Archaeologists have been able to use accounts written by Spanish priests to find an area that it is suggested the Aztecs used for cremation and burial. The difficulty lies in that the Spanish conquerors of the “New World” built over the top of Aztec buildings and over ceremonial centers which are also valuable to the archaeological narrative.
It would not be right to knock them down today in order to pursue another find. Fortunately, in 1985, an earthquake knocked down a building that allowed archaeologists to explore the site nearby Mexico City’s Zocalo Plaza. This is situated between the cathedral and the ruins of the Templo Mayor Pyramid.
Whilst investigating the site, researchers have found what appears to be a six-by-six-foot (1.8 by 1.8 m) entryway into a tomb approximately 15 feet (4.6 m) below the ground. It has been filled up with water, mud, and rocks which has hampered the digging.
As the area stabilized, it has allowed them to dig delicately once again as they are suspended from slings. Local government archaeologist Leonardo Lopez Lujan said they are excavating very slowly because of the importance of the find; they want to investigate and record everything.
It is a new situation for them and because of this, they have no idea what is down there. The hope is that in the dark, damp, and low-ceilinged space, the ashes of Ahuitzotl himself will be found untouched from where they were laid to rest in 1502.
Radar has indicated that there are up to four chambers and many lavish finds have been located. They are likely offerings to the gods such as vases, ornaments, gems, and perhaps objects that he will have used in his life.
Because of the fact that the tomb was flooded, many of the finds are in quite good condition. The water combined with a lack of oxygen means that materials like wood and bone survive longer and face less deterioration. The finds will hopefully reveal more about kingship, burial practices, and the empire of the Aztecs that was nearly wiped out when Europeans landed in 1492.
Researchers are convinced that the tomb will be for Ahuitzotl and perhaps even his brothers. The site lies directly below a huge carved monolith representing the Aztec god of the earth known as Tlaltecuhtli.
This god was believed to devour the dead before giving them new life. Often depicted as a large-clawed woman with a stream of blood flowing from her mouth was used by the Aztecs to bury their dead.

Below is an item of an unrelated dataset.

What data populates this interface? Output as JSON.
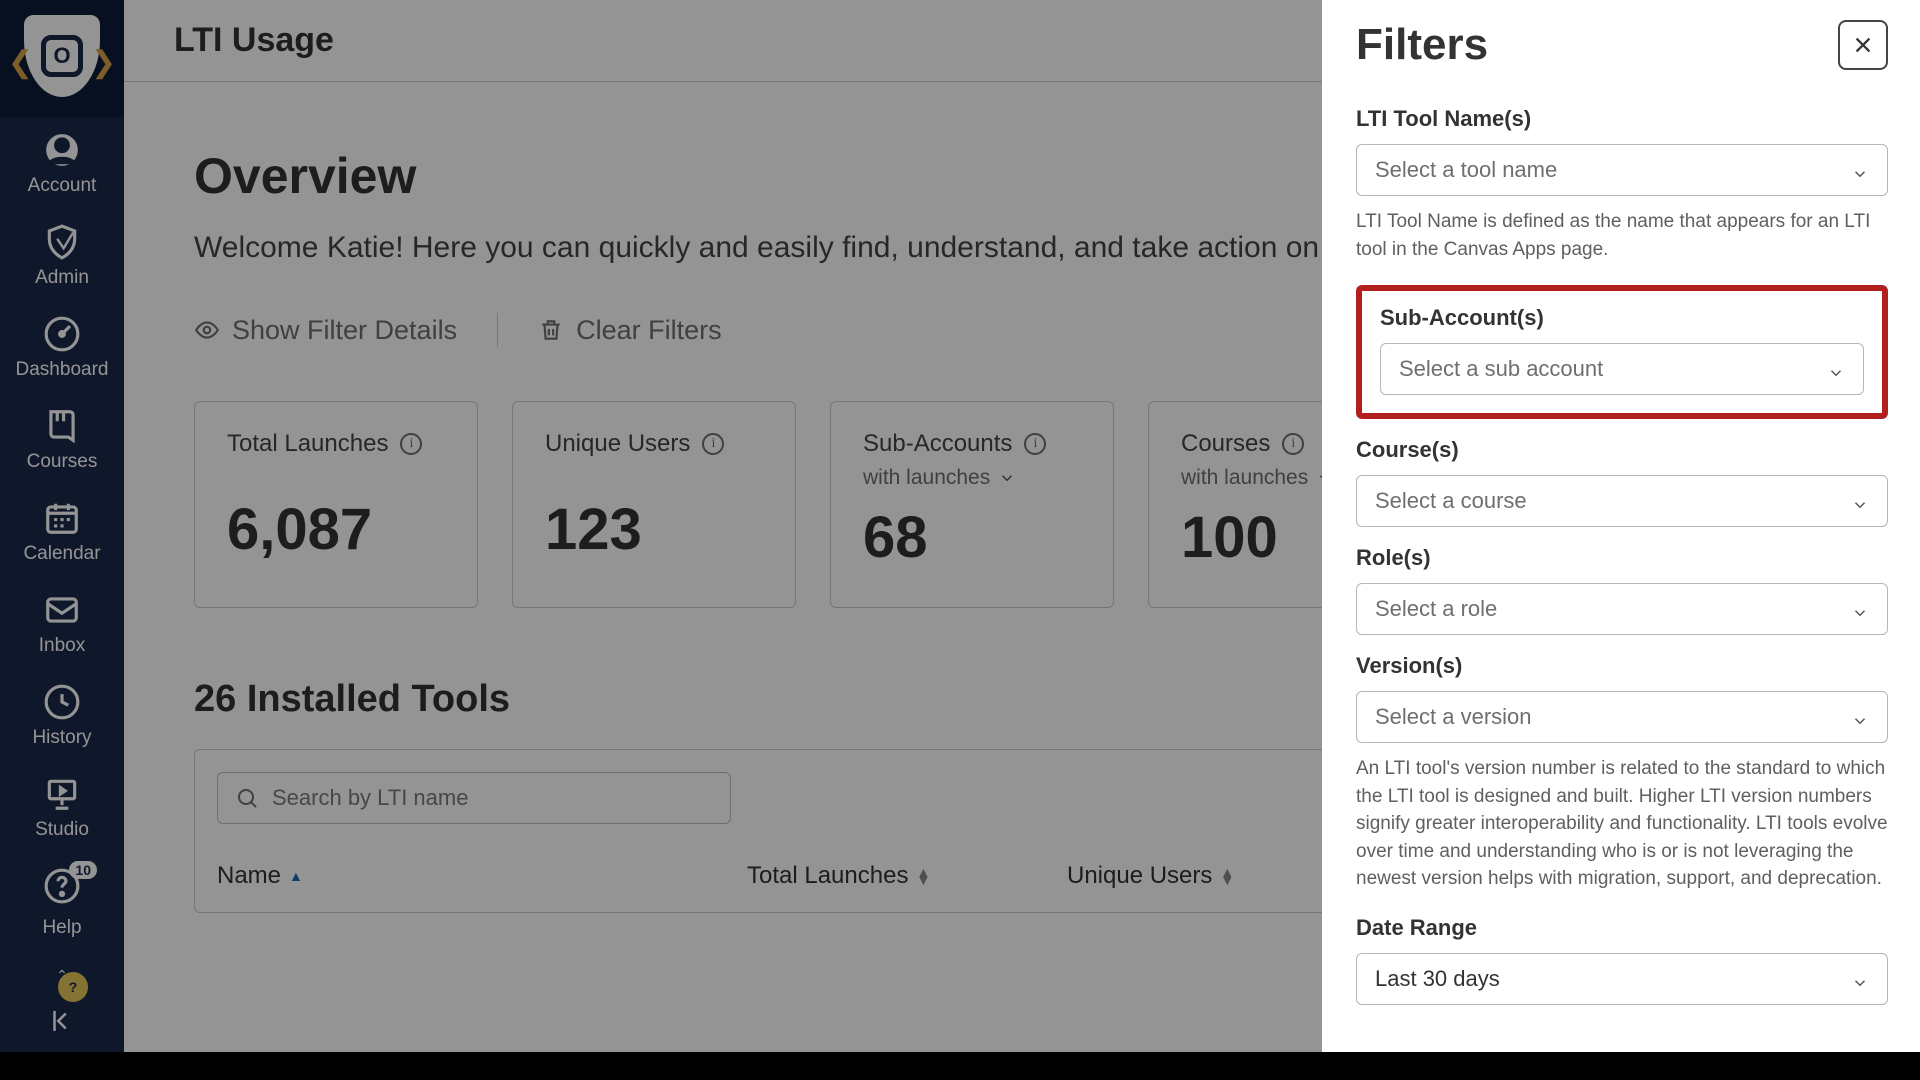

She was so feared that she was more often than not buried facing downwards. This one though was discovered facing towards the sky and on the right foot held a rabbit with 10 dots indicating the year 10 Rabbit, the year Ahuitzotl died.

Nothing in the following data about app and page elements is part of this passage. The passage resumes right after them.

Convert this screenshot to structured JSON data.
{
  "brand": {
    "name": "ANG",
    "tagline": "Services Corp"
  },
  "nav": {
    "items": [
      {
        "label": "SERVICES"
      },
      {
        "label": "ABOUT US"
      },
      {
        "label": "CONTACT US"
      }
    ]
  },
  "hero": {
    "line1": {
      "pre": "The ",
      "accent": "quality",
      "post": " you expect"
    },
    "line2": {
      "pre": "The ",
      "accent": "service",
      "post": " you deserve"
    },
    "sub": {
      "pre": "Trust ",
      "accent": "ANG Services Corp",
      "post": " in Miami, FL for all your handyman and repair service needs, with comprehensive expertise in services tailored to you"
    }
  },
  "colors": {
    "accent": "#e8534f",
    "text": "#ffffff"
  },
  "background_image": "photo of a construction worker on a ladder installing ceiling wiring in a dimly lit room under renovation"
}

The archaeologists and many Mexcians hope that this grave is the site that 16th-century chroniclers discussed. There is a written record of the burial of three Aztec kings all of whom ruled between 1469 and 1502.
These were Ahuitzotl, and his two brothers in succession. The account tells of opulent offerings and the hearts of sacrificed slaves being buried within them. It is hoped that with the written and archaeological evidence, it can be confirmed that the first Aztec tomb has been found.
Top Image: Ahuitzotl, eighth king of the Aztec and his flying bell-adorned water opossum of the same name. Source: John Carter Brown Library / Public Domain.
By Kurt Readman